If you determine that your website would benefit from a secondary navigation element, here are some best practices to follow for breadcrumb navigation:

  • Breadcrumbs should be an additional navigation feature that supports and provides an alternative way for users to navigate the website, not a replacement for the primary navigation menu.
  • The text links in the breadcrumb trail must be separated by special characters such as the commonly used “>” symbol, forward slash (/), or an arrow, to separate internal links within the trail.
  • Always include the full navigational path, regardless of whether the user navigated to the page from the website’s home page or discovered it through search results.
  • The breadcrumb trail should read from left to right, with the website’s homepage on the left and pages at lower levels on the right, one text link at a time.
  • The last item in a breadcrumb trail should be the page the user is currently on. Since it is unlikely that the user will interact with the last bit of the trail, there is no need to add a link to it.
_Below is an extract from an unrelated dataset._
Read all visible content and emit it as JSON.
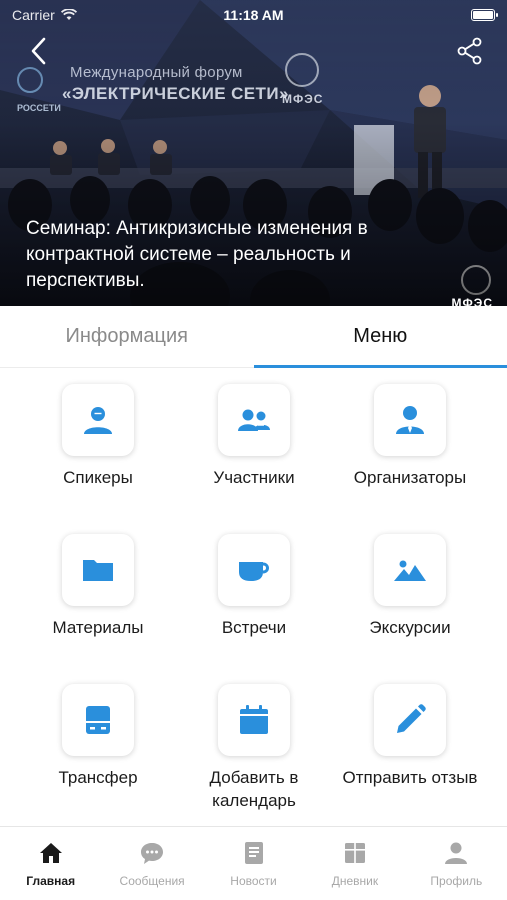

  • From a design perspective, ensure that the breadcrumb navigation is as unobtrusive and simple as possible, positioned at the top right corner of the website, and using a font that is small but readable, so it does not distract visitors from the content of the page they are on.